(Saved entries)
---
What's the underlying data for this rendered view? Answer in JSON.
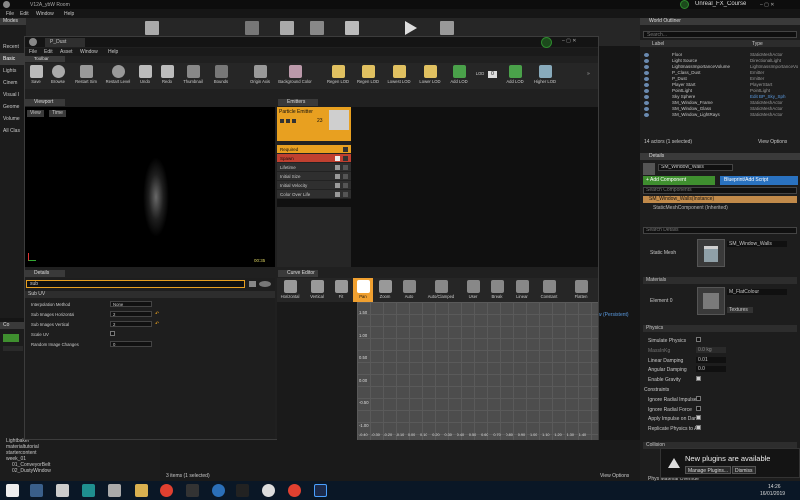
{
  "main": {
    "title": "V12A_ybW Room",
    "menu": [
      "File",
      "Edit",
      "Window",
      "Help"
    ],
    "project_name": "Unreal_FX_Course",
    "modes_tab": "Modes",
    "modes_items": [
      "Recent",
      "Basic",
      "Lights",
      "Cinem",
      "Visual I",
      "Geome",
      "Volume",
      "All Clas"
    ]
  },
  "cascade": {
    "tab": "P_Dust",
    "menu": [
      "File",
      "Edit",
      "Asset",
      "Window",
      "Help"
    ],
    "toolbar_tab": "Toolbar",
    "toolbar": [
      "Save",
      "Browse",
      "Restart Sim",
      "Restart Level",
      "Undo",
      "Redo",
      "Thumbnail",
      "Bounds",
      "Origin Axis",
      "Background Color",
      "Regen LOD",
      "Regen LOD",
      "Lowest LOD",
      "Lower LOD",
      "Add LOD",
      "LOD",
      "Add LOD",
      "Higher LOD"
    ],
    "lod_value": "0",
    "viewport_tab": "Viewport",
    "viewport_buttons": [
      "View",
      "Time"
    ],
    "viewport_fps": "00:35",
    "emitters_tab": "Emitters",
    "emitter_name": "Particle Emitter",
    "emitter_count": "23",
    "modules": [
      "Required",
      "Spawn",
      "Lifetime",
      "Initial Size",
      "Initial Velocity",
      "Color Over Life"
    ],
    "details_tab": "Details",
    "details_search": "sub",
    "sub_uv": {
      "header": "Sub UV",
      "rows": [
        {
          "label": "Interpolation Method",
          "value": "None"
        },
        {
          "label": "Sub Images Horizontal",
          "value": "2"
        },
        {
          "label": "Sub Images Vertical",
          "value": "2"
        },
        {
          "label": "Scale UV",
          "value": ""
        },
        {
          "label": "Random Image Changes",
          "value": "0"
        }
      ]
    },
    "curve_tab": "Curve Editor",
    "curve_toolbar": [
      "Horizontal",
      "Vertical",
      "Fit",
      "Pan",
      "Zoom",
      "Auto",
      "Auto/Clamped",
      "User",
      "Break",
      "Linear",
      "Constant",
      "Flatten"
    ],
    "curve_y_labels": [
      "1.50",
      "1.00",
      "0.50",
      "0.00",
      "-0.50",
      "-1.00"
    ],
    "curve_x_labels": [
      "-0.40",
      "-0.30",
      "-0.20",
      "-0.10",
      "0.00",
      "0.10",
      "0.20",
      "0.30",
      "0.40",
      "0.50",
      "0.60",
      "0.70",
      "0.80",
      "0.90",
      "1.00",
      "1.10",
      "1.20",
      "1.30",
      "1.40"
    ]
  },
  "outliner": {
    "tab": "World Outliner",
    "search_placeholder": "Search...",
    "col_label": "Label",
    "col_type": "Type",
    "rows": [
      {
        "label": "Floor",
        "type": "StaticMeshActor"
      },
      {
        "label": "Light Source",
        "type": "DirectionalLight"
      },
      {
        "label": "LightmassImportanceVolume",
        "type": "LightmassImportanceVolu"
      },
      {
        "label": "P_Class_Dust",
        "type": "Emitter"
      },
      {
        "label": "P_Dust",
        "type": "Emitter"
      },
      {
        "label": "Player Start",
        "type": "PlayerStart"
      },
      {
        "label": "PointLight",
        "type": "PointLight"
      },
      {
        "label": "Sky Sphere",
        "type": "Edit BP_Sky_Sph"
      },
      {
        "label": "SM_Window_Frame",
        "type": "StaticMeshActor"
      },
      {
        "label": "SM_Window_Glass",
        "type": "StaticMeshActor"
      },
      {
        "label": "SM_Window_LightRays",
        "type": "StaticMeshActor"
      }
    ],
    "status": "14 actors (1 selected)",
    "view_options": "View Options"
  },
  "details_right": {
    "tab": "Details",
    "name_value": "SM_Window_Walls",
    "add_component": "+ Add Component",
    "blueprint_button": "Blueprint/Add Script",
    "search_components": "Search Components",
    "component_instance": "SM_Window_Walls(Instance)",
    "component_static": "StaticMeshComponent (Inherited)",
    "search_details": "Search Details",
    "static_mesh_label": "Static Mesh",
    "static_mesh_value": "SM_Window_Walls",
    "materials_header": "Materials",
    "element0_label": "Element 0",
    "element0_value": "M_FlatColour",
    "textures_btn": "Textures",
    "physics_header": "Physics",
    "physics_rows": [
      {
        "label": "Simulate Physics",
        "value": ""
      },
      {
        "label": "MassInKg",
        "value": "0.0 kg"
      },
      {
        "label": "Linear Damping",
        "value": "0.01"
      },
      {
        "label": "Angular Damping",
        "value": "0.0"
      },
      {
        "label": "Enable Gravity",
        "value": ""
      },
      {
        "label": "Constraints",
        "value": ""
      },
      {
        "label": "Ignore Radial Impulse",
        "value": ""
      },
      {
        "label": "Ignore Radial Force",
        "value": ""
      },
      {
        "label": "Apply Impulse on Dam",
        "value": ""
      },
      {
        "label": "Replicate Physics to A",
        "value": ""
      }
    ],
    "collision_header": "Collision",
    "collision_preset": "Phys Material Override",
    "persistent_label": "w (Persistent)"
  },
  "content_browser": {
    "tab": "Co",
    "folders": [
      "Lightbaker",
      "materialtutorial",
      "startercontent",
      "week_01",
      "01_ConveyorBelt",
      "02_DustyWindow"
    ],
    "status": "3 items (1 selected)",
    "view_options": "View Options"
  },
  "notification": {
    "title": "New plugins are available",
    "manage": "Manage Plugins...",
    "dismiss": "Dismiss"
  },
  "taskbar": {
    "time": "14:26",
    "date": "16/01/2019"
  },
  "colors": {
    "accent_orange": "#e8a020",
    "spawn_red": "#c04030",
    "pan_orange": "#f0a030",
    "blueprint_blue": "#2a72c0",
    "add_green": "#3f8f2f"
  }
}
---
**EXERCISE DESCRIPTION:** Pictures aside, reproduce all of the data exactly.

**ANSWER SPACE:**
What's the underlying data for this rendered view? Answer in JSON.
{
  "main": {
    "title": "V12A_ybW Room",
    "menu": [
      "File",
      "Edit",
      "Window",
      "Help"
    ],
    "project_name": "Unreal_FX_Course",
    "modes_tab": "Modes",
    "modes_items": [
      "Recent",
      "Basic",
      "Lights",
      "Cinem",
      "Visual I",
      "Geome",
      "Volume",
      "All Clas"
    ]
  },
  "cascade": {
    "tab": "P_Dust",
    "menu": [
      "File",
      "Edit",
      "Asset",
      "Window",
      "Help"
    ],
    "toolbar_tab": "Toolbar",
    "toolbar": [
      "Save",
      "Browse",
      "Restart Sim",
      "Restart Level",
      "Undo",
      "Redo",
      "Thumbnail",
      "Bounds",
      "Origin Axis",
      "Background Color",
      "Regen LOD",
      "Regen LOD",
      "Lowest LOD",
      "Lower LOD",
      "Add LOD",
      "LOD",
      "Add LOD",
      "Higher LOD"
    ],
    "lod_value": "0",
    "viewport_tab": "Viewport",
    "viewport_buttons": [
      "View",
      "Time"
    ],
    "viewport_fps": "00:35",
    "emitters_tab": "Emitters",
    "emitter_name": "Particle Emitter",
    "emitter_count": "23",
    "modules": [
      "Required",
      "Spawn",
      "Lifetime",
      "Initial Size",
      "Initial Velocity",
      "Color Over Life"
    ],
    "details_tab": "Details",
    "details_search": "sub",
    "sub_uv": {
      "header": "Sub UV",
      "rows": [
        {
          "label": "Interpolation Method",
          "value": "None"
        },
        {
          "label": "Sub Images Horizontal",
          "value": "2"
        },
        {
          "label": "Sub Images Vertical",
          "value": "2"
        },
        {
          "label": "Scale UV",
          "value": ""
        },
        {
          "label": "Random Image Changes",
          "value": "0"
        }
      ]
    },
    "curve_tab": "Curve Editor",
    "curve_toolbar": [
      "Horizontal",
      "Vertical",
      "Fit",
      "Pan",
      "Zoom",
      "Auto",
      "Auto/Clamped",
      "User",
      "Break",
      "Linear",
      "Constant",
      "Flatten"
    ],
    "curve_y_labels": [
      "1.50",
      "1.00",
      "0.50",
      "0.00",
      "-0.50",
      "-1.00"
    ],
    "curve_x_labels": [
      "-0.40",
      "-0.30",
      "-0.20",
      "-0.10",
      "0.00",
      "0.10",
      "0.20",
      "0.30",
      "0.40",
      "0.50",
      "0.60",
      "0.70",
      "0.80",
      "0.90",
      "1.00",
      "1.10",
      "1.20",
      "1.30",
      "1.40"
    ]
  },
  "outliner": {
    "tab": "World Outliner",
    "search_placeholder": "Search...",
    "col_label": "Label",
    "col_type": "Type",
    "rows": [
      {
        "label": "Floor",
        "type": "StaticMeshActor"
      },
      {
        "label": "Light Source",
        "type": "DirectionalLight"
      },
      {
        "label": "LightmassImportanceVolume",
        "type": "LightmassImportanceVolu"
      },
      {
        "label": "P_Class_Dust",
        "type": "Emitter"
      },
      {
        "label": "P_Dust",
        "type": "Emitter"
      },
      {
        "label": "Player Start",
        "type": "PlayerStart"
      },
      {
        "label": "PointLight",
        "type": "PointLight"
      },
      {
        "label": "Sky Sphere",
        "type": "Edit BP_Sky_Sph"
      },
      {
        "label": "SM_Window_Frame",
        "type": "StaticMeshActor"
      },
      {
        "label": "SM_Window_Glass",
        "type": "StaticMeshActor"
      },
      {
        "label": "SM_Window_LightRays",
        "type": "StaticMeshActor"
      }
    ],
    "status": "14 actors (1 selected)",
    "view_options": "View Options"
  },
  "details_right": {
    "tab": "Details",
    "name_value": "SM_Window_Walls",
    "add_component": "+ Add Component",
    "blueprint_button": "Blueprint/Add Script",
    "search_components": "Search Components",
    "component_instance": "SM_Window_Walls(Instance)",
    "component_static": "StaticMeshComponent (Inherited)",
    "search_details": "Search Details",
    "static_mesh_label": "Static Mesh",
    "static_mesh_value": "SM_Window_Walls",
    "materials_header": "Materials",
    "element0_label": "Element 0",
    "element0_value": "M_FlatColour",
    "textures_btn": "Textures",
    "physics_header": "Physics",
    "physics_rows": [
      {
        "label": "Simulate Physics",
        "value": ""
      },
      {
        "label": "MassInKg",
        "value": "0.0 kg"
      },
      {
        "label": "Linear Damping",
        "value": "0.01"
      },
      {
        "label": "Angular Damping",
        "value": "0.0"
      },
      {
        "label": "Enable Gravity",
        "value": ""
      },
      {
        "label": "Constraints",
        "value": ""
      },
      {
        "label": "Ignore Radial Impulse",
        "value": ""
      },
      {
        "label": "Ignore Radial Force",
        "value": ""
      },
      {
        "label": "Apply Impulse on Dam",
        "value": ""
      },
      {
        "label": "Replicate Physics to A",
        "value": ""
      }
    ],
    "collision_header": "Collision",
    "collision_preset": "Phys Material Override",
    "persistent_label": "w (Persistent)"
  },
  "content_browser": {
    "tab": "Co",
    "folders": [
      "Lightbaker",
      "materialtutorial",
      "startercontent",
      "week_01",
      "01_ConveyorBelt",
      "02_DustyWindow"
    ],
    "status": "3 items (1 selected)",
    "view_options": "View Options"
  },
  "notification": {
    "title": "New plugins are available",
    "manage": "Manage Plugins...",
    "dismiss": "Dismiss"
  },
  "taskbar": {
    "time": "14:26",
    "date": "16/01/2019"
  },
  "colors": {
    "accent_orange": "#e8a020",
    "spawn_red": "#c04030",
    "pan_orange": "#f0a030",
    "blueprint_blue": "#2a72c0",
    "add_green": "#3f8f2f"
  }
}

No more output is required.